  41. Pesticides • Herbicides- agent used to destroy or inhibit growth of plant tissue • E.g. Diquat; Alachlor; Glyphosate; 2, 4-D; Dalpon; 2,4,5-TP; Picloram; Endothall; Simzine, Dinoseb, Atrazine • Insecticide- agent used to destroy insects • E.g. Toxaphene; heptachlor; lindane, chlordane; endrin; methoxychlor, oxamyl • Nematocides; fungicides; bacteriocides/stats • E.g. DBCP; Carbofuran; copper sulfate

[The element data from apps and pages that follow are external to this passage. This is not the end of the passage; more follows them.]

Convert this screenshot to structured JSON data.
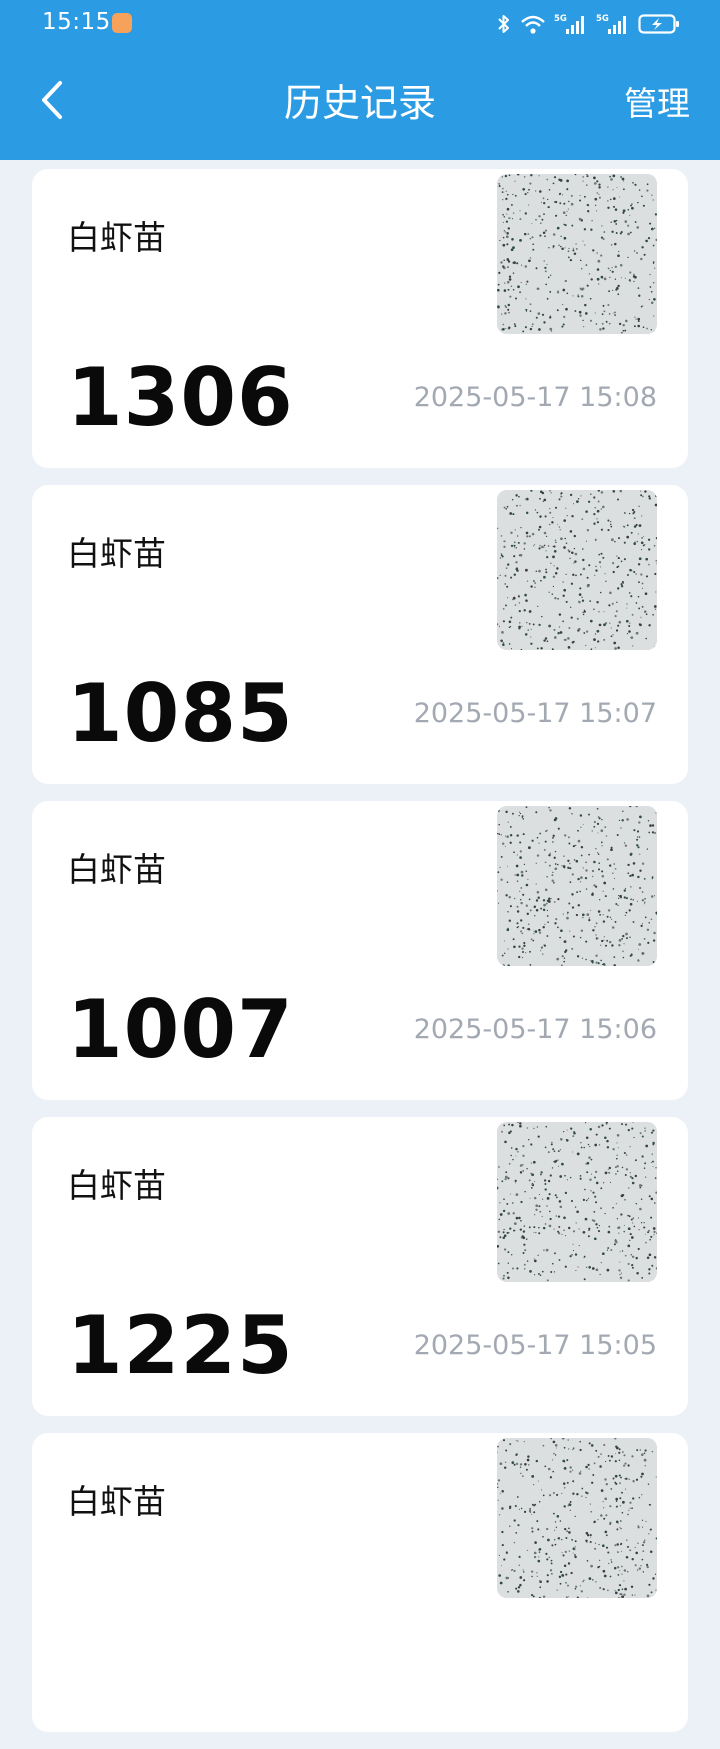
{
  "status_bar": {
    "time": "15:15",
    "network_1": "5G",
    "network_2": "5G"
  },
  "header": {
    "title": "历史记录",
    "manage_label": "管理"
  },
  "colors": {
    "header_bg": "#2b9be3",
    "page_bg": "#ecf1f7",
    "timestamp": "#a3a9b2"
  },
  "records": [
    {
      "name": "白虾苗",
      "count": "1306",
      "time": "2025-05-17 15:08"
    },
    {
      "name": "白虾苗",
      "count": "1085",
      "time": "2025-05-17 15:07"
    },
    {
      "name": "白虾苗",
      "count": "1007",
      "time": "2025-05-17 15:06"
    },
    {
      "name": "白虾苗",
      "count": "1225",
      "time": "2025-05-17 15:05"
    },
    {
      "name": "白虾苗",
      "count": "",
      "time": ""
    }
  ]
}
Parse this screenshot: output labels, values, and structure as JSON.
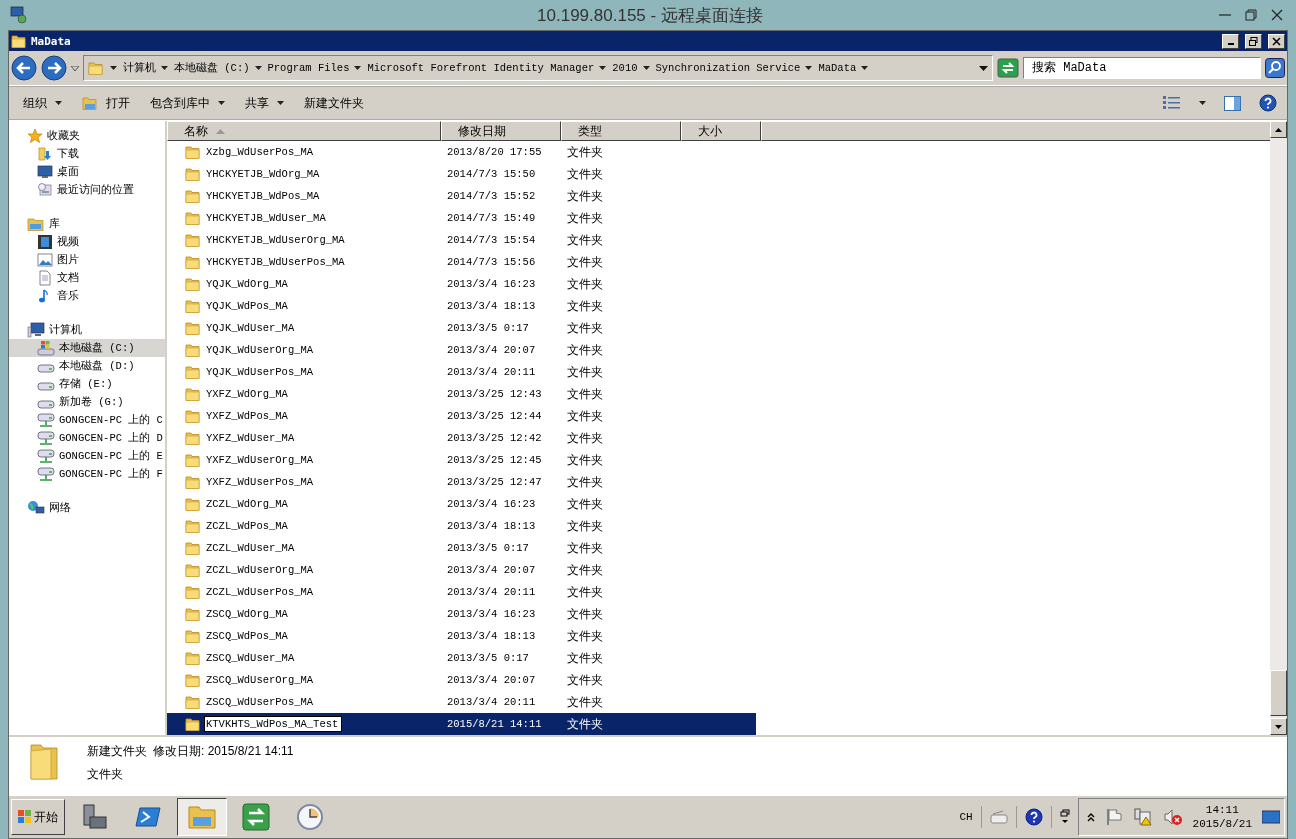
{
  "remote_window": {
    "title": "10.199.80.155 - 远程桌面连接"
  },
  "window": {
    "title": "MaData"
  },
  "address_bar": {
    "breadcrumbs": [
      "计算机",
      "本地磁盘 (C:)",
      "Program Files",
      "Microsoft Forefront Identity Manager",
      "2010",
      "Synchronization Service",
      "MaData"
    ]
  },
  "search": {
    "placeholder": "搜索 MaData"
  },
  "toolbar": [
    {
      "label": "组织",
      "kind": "menu"
    },
    {
      "label": "打开",
      "kind": "open"
    },
    {
      "label": "包含到库中",
      "kind": "menu"
    },
    {
      "label": "共享",
      "kind": "menu"
    },
    {
      "label": "新建文件夹",
      "kind": "plain"
    }
  ],
  "sidebar": {
    "groups": [
      {
        "label": "收藏夹",
        "kind": "favorites",
        "selected": false,
        "children": [
          {
            "label": "下载",
            "kind": "download",
            "selected": false
          },
          {
            "label": "桌面",
            "kind": "desktop",
            "selected": false
          },
          {
            "label": "最近访问的位置",
            "kind": "recent",
            "selected": false
          }
        ]
      },
      {
        "label": "库",
        "kind": "library",
        "selected": false,
        "children": [
          {
            "label": "视频",
            "kind": "video",
            "selected": false
          },
          {
            "label": "图片",
            "kind": "picture",
            "selected": false
          },
          {
            "label": "文档",
            "kind": "document",
            "selected": false
          },
          {
            "label": "音乐",
            "kind": "music",
            "selected": false
          }
        ]
      },
      {
        "label": "计算机",
        "kind": "computer",
        "selected": false,
        "children": [
          {
            "label": "本地磁盘 (C:)",
            "kind": "system-drive",
            "selected": true
          },
          {
            "label": "本地磁盘 (D:)",
            "kind": "drive",
            "selected": false
          },
          {
            "label": "存储 (E:)",
            "kind": "drive",
            "selected": false
          },
          {
            "label": "新加卷 (G:)",
            "kind": "drive",
            "selected": false
          },
          {
            "label": "GONGCEN-PC 上的 C",
            "kind": "network-drive",
            "selected": false
          },
          {
            "label": "GONGCEN-PC 上的 D",
            "kind": "network-drive",
            "selected": false
          },
          {
            "label": "GONGCEN-PC 上的 E",
            "kind": "network-drive",
            "selected": false
          },
          {
            "label": "GONGCEN-PC 上的 F",
            "kind": "network-drive",
            "selected": false
          }
        ]
      },
      {
        "label": "网络",
        "kind": "network",
        "selected": false
      }
    ]
  },
  "table": {
    "columns": [
      {
        "label": "名称",
        "sorted": true
      },
      {
        "label": "修改日期",
        "sorted": false
      },
      {
        "label": "类型",
        "sorted": false
      },
      {
        "label": "大小",
        "sorted": false
      }
    ],
    "rows": [
      {
        "name": "Xzbg_WdUserPos_MA",
        "date": "2013/8/20 17:55",
        "type": "文件夹",
        "selected": false,
        "renaming": false
      },
      {
        "name": "YHCKYETJB_WdOrg_MA",
        "date": "2014/7/3 15:50",
        "type": "文件夹",
        "selected": false,
        "renaming": false
      },
      {
        "name": "YHCKYETJB_WdPos_MA",
        "date": "2014/7/3 15:52",
        "type": "文件夹",
        "selected": false,
        "renaming": false
      },
      {
        "name": "YHCKYETJB_WdUser_MA",
        "date": "2014/7/3 15:49",
        "type": "文件夹",
        "selected": false,
        "renaming": false
      },
      {
        "name": "YHCKYETJB_WdUserOrg_MA",
        "date": "2014/7/3 15:54",
        "type": "文件夹",
        "selected": false,
        "renaming": false
      },
      {
        "name": "YHCKYETJB_WdUserPos_MA",
        "date": "2014/7/3 15:56",
        "type": "文件夹",
        "selected": false,
        "renaming": false
      },
      {
        "name": "YQJK_WdOrg_MA",
        "date": "2013/3/4 16:23",
        "type": "文件夹",
        "selected": false,
        "renaming": false
      },
      {
        "name": "YQJK_WdPos_MA",
        "date": "2013/3/4 18:13",
        "type": "文件夹",
        "selected": false,
        "renaming": false
      },
      {
        "name": "YQJK_WdUser_MA",
        "date": "2013/3/5 0:17",
        "type": "文件夹",
        "selected": false,
        "renaming": false
      },
      {
        "name": "YQJK_WdUserOrg_MA",
        "date": "2013/3/4 20:07",
        "type": "文件夹",
        "selected": false,
        "renaming": false
      },
      {
        "name": "YQJK_WdUserPos_MA",
        "date": "2013/3/4 20:11",
        "type": "文件夹",
        "selected": false,
        "renaming": false
      },
      {
        "name": "YXFZ_WdOrg_MA",
        "date": "2013/3/25 12:43",
        "type": "文件夹",
        "selected": false,
        "renaming": false
      },
      {
        "name": "YXFZ_WdPos_MA",
        "date": "2013/3/25 12:44",
        "type": "文件夹",
        "selected": false,
        "renaming": false
      },
      {
        "name": "YXFZ_WdUser_MA",
        "date": "2013/3/25 12:42",
        "type": "文件夹",
        "selected": false,
        "renaming": false
      },
      {
        "name": "YXFZ_WdUserOrg_MA",
        "date": "2013/3/25 12:45",
        "type": "文件夹",
        "selected": false,
        "renaming": false
      },
      {
        "name": "YXFZ_WdUserPos_MA",
        "date": "2013/3/25 12:47",
        "type": "文件夹",
        "selected": false,
        "renaming": false
      },
      {
        "name": "ZCZL_WdOrg_MA",
        "date": "2013/3/4 16:23",
        "type": "文件夹",
        "selected": false,
        "renaming": false
      },
      {
        "name": "ZCZL_WdPos_MA",
        "date": "2013/3/4 18:13",
        "type": "文件夹",
        "selected": false,
        "renaming": false
      },
      {
        "name": "ZCZL_WdUser_MA",
        "date": "2013/3/5 0:17",
        "type": "文件夹",
        "selected": false,
        "renaming": false
      },
      {
        "name": "ZCZL_WdUserOrg_MA",
        "date": "2013/3/4 20:07",
        "type": "文件夹",
        "selected": false,
        "renaming": false
      },
      {
        "name": "ZCZL_WdUserPos_MA",
        "date": "2013/3/4 20:11",
        "type": "文件夹",
        "selected": false,
        "renaming": false
      },
      {
        "name": "ZSCQ_WdOrg_MA",
        "date": "2013/3/4 16:23",
        "type": "文件夹",
        "selected": false,
        "renaming": false
      },
      {
        "name": "ZSCQ_WdPos_MA",
        "date": "2013/3/4 18:13",
        "type": "文件夹",
        "selected": false,
        "renaming": false
      },
      {
        "name": "ZSCQ_WdUser_MA",
        "date": "2013/3/5 0:17",
        "type": "文件夹",
        "selected": false,
        "renaming": false
      },
      {
        "name": "ZSCQ_WdUserOrg_MA",
        "date": "2013/3/4 20:07",
        "type": "文件夹",
        "selected": false,
        "renaming": false
      },
      {
        "name": "ZSCQ_WdUserPos_MA",
        "date": "2013/3/4 20:11",
        "type": "文件夹",
        "selected": false,
        "renaming": false
      },
      {
        "name": "KTVKHTS_WdPos_MA_Test",
        "date": "2015/8/21 14:11",
        "type": "文件夹",
        "selected": true,
        "renaming": true
      }
    ]
  },
  "details": {
    "name": "新建文件夹",
    "modified": "修改日期: 2015/8/21 14:11",
    "type": "文件夹"
  },
  "taskbar": {
    "start": "开始",
    "apps": [
      {
        "kind": "server-manager",
        "selected": false
      },
      {
        "kind": "powershell",
        "selected": false
      },
      {
        "kind": "explorer",
        "selected": true
      },
      {
        "kind": "sync",
        "selected": false
      },
      {
        "kind": "clock",
        "selected": false
      }
    ],
    "language": "CH",
    "time": "14:11",
    "date": "2015/8/21"
  }
}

  42. Pesticides (common names) • 2,4-D (Salvo, Scott’s 4XD, Agent White) • 2,4,5-TP (Silvex, Weed-B-gone) • Carbofuran (Furadan 4F or 4G) • Dinoseb (Dow Selective Weed Killer) • Simazine (Herbex, CAT herbicide) • Picloram (Tordon, Agent White) • Pentachlorophenol (Ortho Triox) • Oxamyl (Vydate k, Dupont 1410) • Methoxychlor (Methoxy-DDT) • Glyphosate (Roundup, Rondo)

  43. By-products & Metabolites • Dioxin (2,3,7,8 TCDD) • By-product of production of various herbicides • Present in high concentrations in Agent Orange • Short-term health effects- liver damage, weight loss, wasting of immune system glands • Long-term health effects- reproductive effects, cancer • DDE • Primary metabolite of DDT • Nervous system effects, risk of pre-term pregnancy, cancer • Heptachlor epoxide • Environmental by-product • Short-term health effects- liver and nervous system damage • Long-term health effects- liver damage, cancer

  44. Pesticides in Washington Water • Pesticides detected in 6% of 1103 randomly selected public water supply wells • 21 of 27 analyzed pesticides were detected • Atrazine; Simazine; Dicamba; 2,4,5-TP; 2, 4-DB; picloram; and metribuzin were detected in more than three wells • 10% wells had more than one pesticide detected • Pentachlorophenol exceeded MCL in one well • Dieldrin and endrin exceeded health advisory levels in one well each • No EPA standards established for 11% of pesticides detected